So does that mean we're cannibals like some would like to claim in order to diminish and discriminate against our apostolic tradition?  No - because they are misunderstanding the theology behind the Eucharist.  Here are the key points... 

1.  Scripture clearly defends our position of receiving the Eucharist as the body and blood of Jesus Christ.  He does not say "this is a symbol of my body"  or "this is like my body"...  He says "THIS IS MY BODY" THIS IS MY BLOOD".  

2.  The Eucharist was believed even by the early apostles and disciples to be more than just a symbol or an act to remember Jesus.  They already believed that when you receive the Eucharist, it's equal to receiving Jesus Christ within you. 
1 Corinthians 11:27-30Whoever, therefore, eats the bread or drinks the cup of the Lord in an unworthy manner will be guilty concerning the body and blood of the Lord. Let a person examine himself, then, and so eat of the bread and drink of the cup. For anyone who eats and drinks without discerning the body eats and drinks judgment on himself.

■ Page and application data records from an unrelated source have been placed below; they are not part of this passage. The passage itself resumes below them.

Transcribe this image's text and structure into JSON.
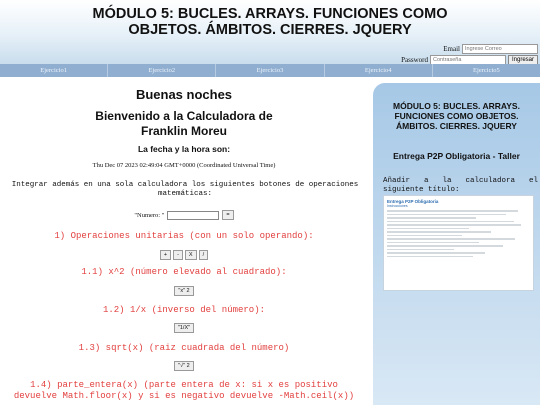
{
  "header": {
    "title_line1": "MÓDULO 5: BUCLES. ARRAYS. FUNCIONES COMO",
    "title_line2": "OBJETOS. ÁMBITOS. CIERRES. JQUERY",
    "email_label": "Email",
    "email_placeholder": "Ingrese Correo",
    "password_label": "Password",
    "password_placeholder": "Contraseña",
    "login_button": "Ingresar"
  },
  "nav": {
    "tabs": [
      "Ejercicio1",
      "Ejercicio2",
      "Ejercicio3",
      "Ejercicio4",
      "Ejercicio5"
    ]
  },
  "main": {
    "greeting": "Buenas noches",
    "welcome": "Bienvenido a la Calculadora de Franklin Moreu",
    "date_heading": "La fecha y la hora son:",
    "date_value": "Thu Dec 07 2023 02:49:04 GMT+0000 (Coordinated Universal Time)",
    "intro": "Integrar además en una sola calculadora los siguientes botones de operaciones matemáticas:",
    "number_label": "\"Numero: \"",
    "number_button": "=",
    "section1": "1) Operaciones unitarias (con un solo operando):",
    "ops": [
      "+",
      "-",
      "X",
      "/"
    ],
    "s11": "1.1) x^2 (número elevado al cuadrado):",
    "s11_btn": "\"x\" 2",
    "s12": "1.2) 1/x (inverso del número):",
    "s12_btn": "\"1/X\"",
    "s13": "1.3) sqrt(x) (raiz cuadrada del número)",
    "s13_btn": "\"√\" 2",
    "s14": "1.4) parte_entera(x) (parte entera de x: si x es positivo devuelve Math.floor(x) y si es negativo devuelve -Math.ceil(x))"
  },
  "sidebar": {
    "title": "MÓDULO 5: BUCLES. ARRAYS. FUNCIONES COMO OBJETOS. ÁMBITOS. CIERRES. JQUERY",
    "subtitle": "Entrega P2P Obligatoria - Taller",
    "add_text": "Añadir a la calculadora el siguiente título:",
    "thumb_title": "Entrega P2P Obligatoria",
    "thumb_sub": "Instrucciones"
  }
}
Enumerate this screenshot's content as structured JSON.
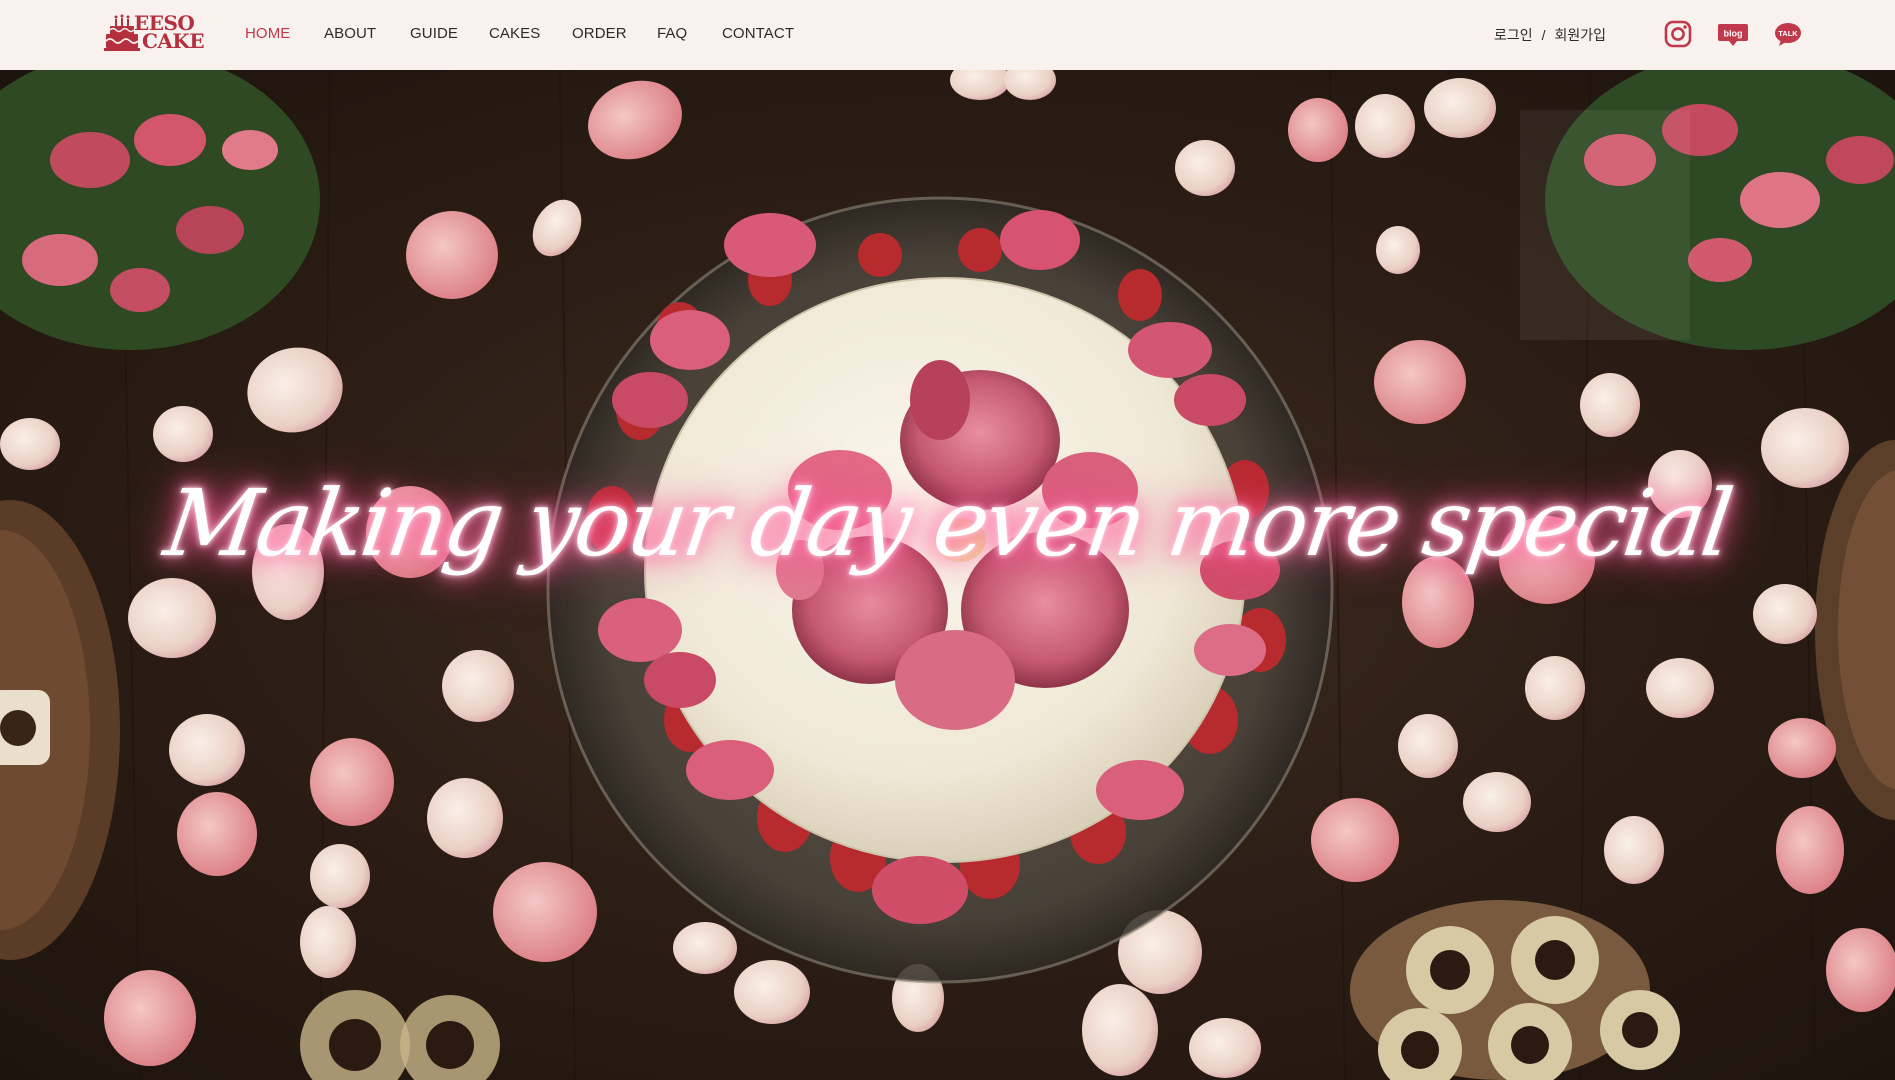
{
  "brand": {
    "logo_line1": "EESO",
    "logo_line2": "CAKE",
    "accent": "#b5303e"
  },
  "nav": {
    "items": [
      {
        "label": "HOME",
        "active": true
      },
      {
        "label": "ABOUT",
        "active": false
      },
      {
        "label": "GUIDE",
        "active": false
      },
      {
        "label": "CAKES",
        "active": false
      },
      {
        "label": "ORDER",
        "active": false
      },
      {
        "label": "FAQ",
        "active": false
      },
      {
        "label": "CONTACT",
        "active": false
      }
    ]
  },
  "auth": {
    "login": "로그인",
    "separator": "/",
    "signup": "회원가입"
  },
  "social": [
    {
      "icon": "instagram-icon",
      "label": ""
    },
    {
      "icon": "blog-icon",
      "label": "blog"
    },
    {
      "icon": "kakaotalk-icon",
      "label": "TALK"
    }
  ],
  "hero": {
    "title": "Making your day even more special",
    "glow_color": "#ff5c9a"
  }
}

That is why many of you are weak and ill, and some have died.

 3.  The Eucharist is not the Jesus that walked the earth before his resurrection.  The Eucharist IS the RESURRECTED Lord.  This is the Jesus that had risen from the dead.  He was a different form from before.  He is now able to change forms, change the way he looks.  He's able to appear and disappear.  Luke 24:31  Suddenly, their eyes were opened, and they recognized him. And at that moment he disappeared!  also see John 20:19 with the doors locked for fear of the Jewish leaders, Jesus came and stood among them and said, “Peace be with you!”
This is the resurrected Lord we receive at the mass.  This Jesus doesn't have to die again.  This Jesus is now transformed.  When we receive the Eucharist, we receive the risen Lord who is able to change forms.

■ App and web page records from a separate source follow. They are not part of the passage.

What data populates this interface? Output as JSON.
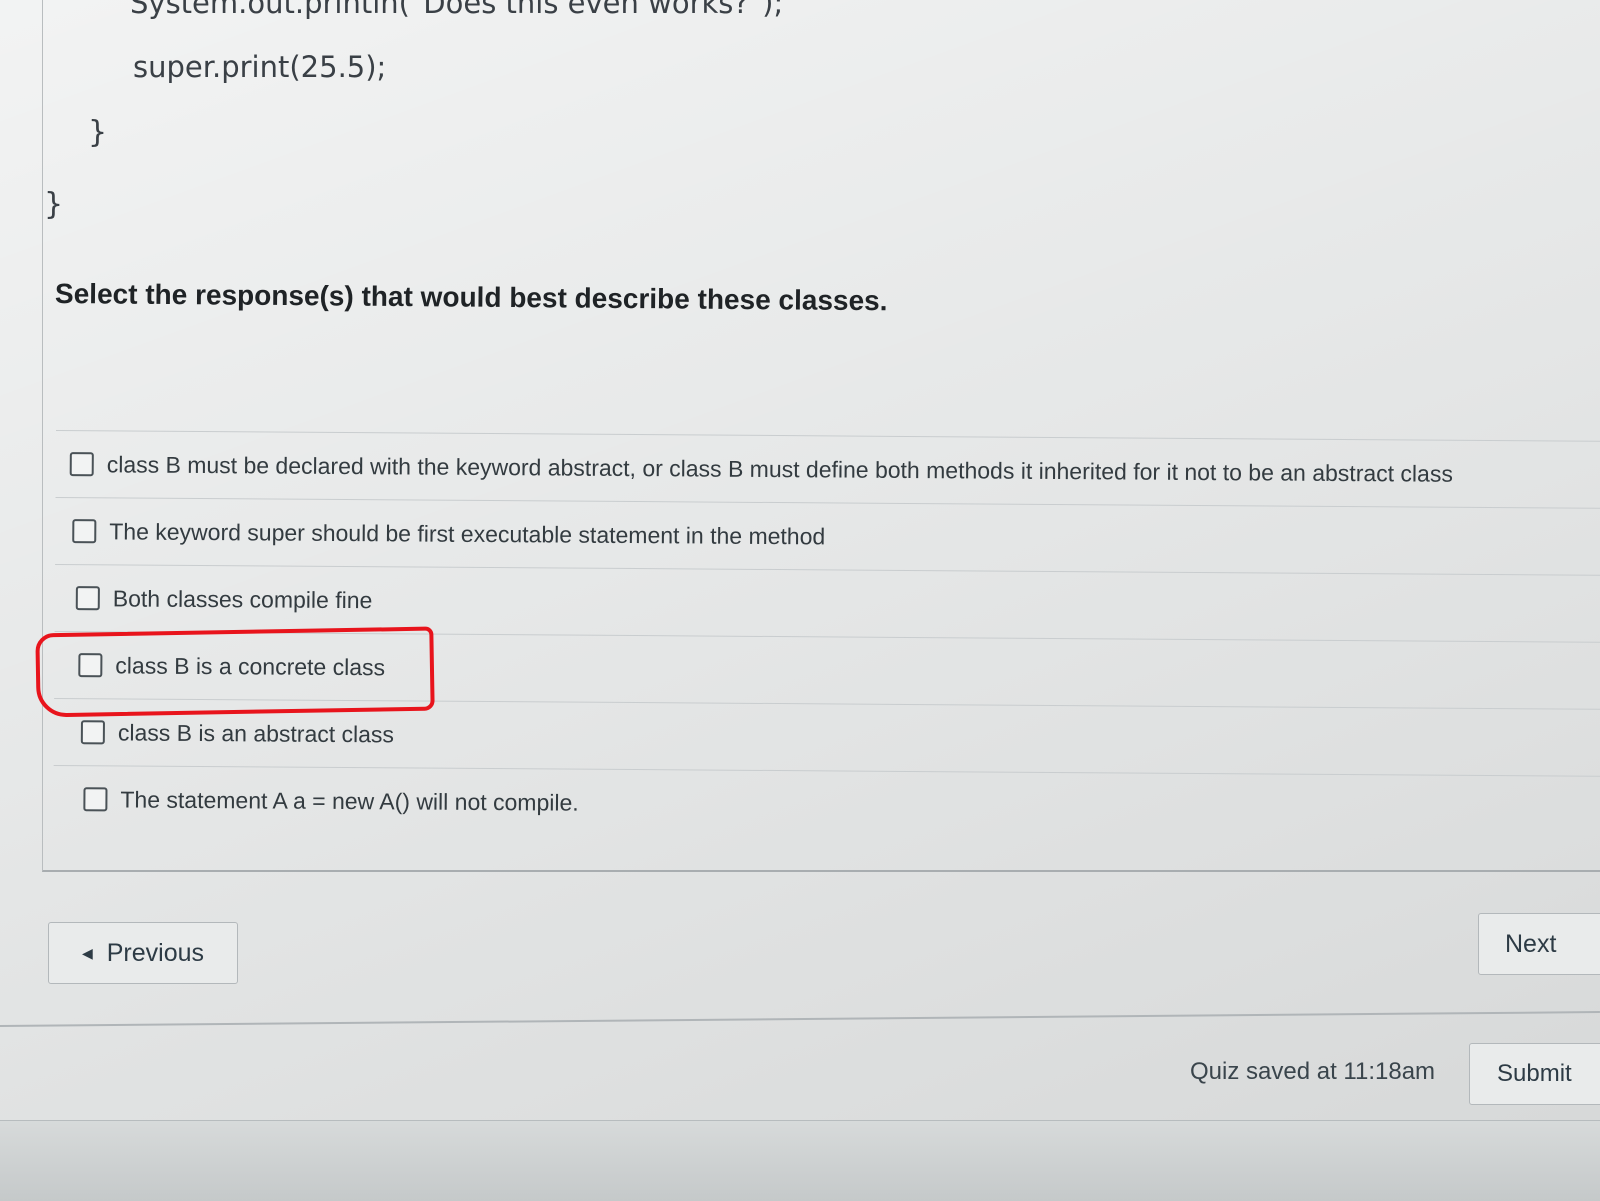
{
  "code": {
    "line1": "System.out.println(\"Does this even works?\");",
    "line2": "super.print(25.5);",
    "line3": "}",
    "line4": "}"
  },
  "question": {
    "prompt": "Select the response(s) that would best describe these classes."
  },
  "answers": [
    {
      "label": "class B must be declared with the keyword abstract, or class B must define both methods it inherited for it not to be an abstract class",
      "checked": false
    },
    {
      "label": "The keyword super should be first executable statement in the method",
      "checked": false
    },
    {
      "label": "Both classes compile fine",
      "checked": false
    },
    {
      "label": "class B is a concrete class",
      "checked": false
    },
    {
      "label": "class B is an abstract class",
      "checked": false
    },
    {
      "label": "The statement A a = new A() will not compile.",
      "checked": false
    }
  ],
  "navigation": {
    "previous_label": "Previous",
    "next_label": "Next"
  },
  "footer": {
    "save_status": "Quiz saved at 11:18am",
    "submit_label": "Submit"
  },
  "colors": {
    "highlight": "#e8141c"
  }
}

4.  Want some more recent proofs?  Here is a website that explains several Eucharistic miracles.  There have been times when the wine turned to real and physical blood, and before people's eyes, the Eucharist began to bleed.

5.  So why are we called to go to mass every week?  We're in need of Christ's spiritual nourishment through the Eucharist.  "Unless you eat and drink of the flesh of the son of man, you have no life within you".  The longer you go without receiving the Eucharist, the more you are missing out on the incredible gift of his true presence. 

You can connect to Jesus through Scripture and receive graces through other ways, but the primary way our Lord gives us grace is through the reception of the Eucharist, and the other sacraments.  For a Catholic, the Eucharist is the SOURCE AND THE SUMMIT.  Yes, the homily is nice, and leads our minds and hearts to the Lord, but even the greatest homily, talk, lecture, or preaching can't physically bring Jesus into our midst.  

Here's the way I personally look at it... 

Other churches focus on the pastor, and his ability to preach and inspire through his words and quotations of scripture.  As a Catholic, we have the same scriptures.  We have inspiring words and preaching of our pastor.  The difference is our focus is not on the pastor and his reflection of Jesus - but on Jesus himself present among us in the Eucharist.  In the Catholic liturgy - it's focal point is NOT on the "talk" but on the Liturgy of the word (Scripture) and the liturgy of the Eucharist (the consecration).  Liturgy when done well will emphasize the things.  

The mass is about community - receiving the Lord - and then most importantly, taking Jesus Christ within us to the world around us.  As we approach Easter, we reflect on several things.  We experience his call to be a servant of all in the washing of the feet.  We are given the Eucharist in his last supper.  In his sacrificial death and resurrection, we are given the incredible gift of Grace and the ability to saved and inter the gates of heaven.  As the tomb is rolled away on Sunday morning, may you find Jesus Christ awaiting your arrival.  As you receive the Eucharist on Sunday morning, may you find his presence irresistible. 


  1. I've had people ask me that same question and I've never been able to answer it as eloquently as you did!

  2. Catching up on your blog, this one is outstanding!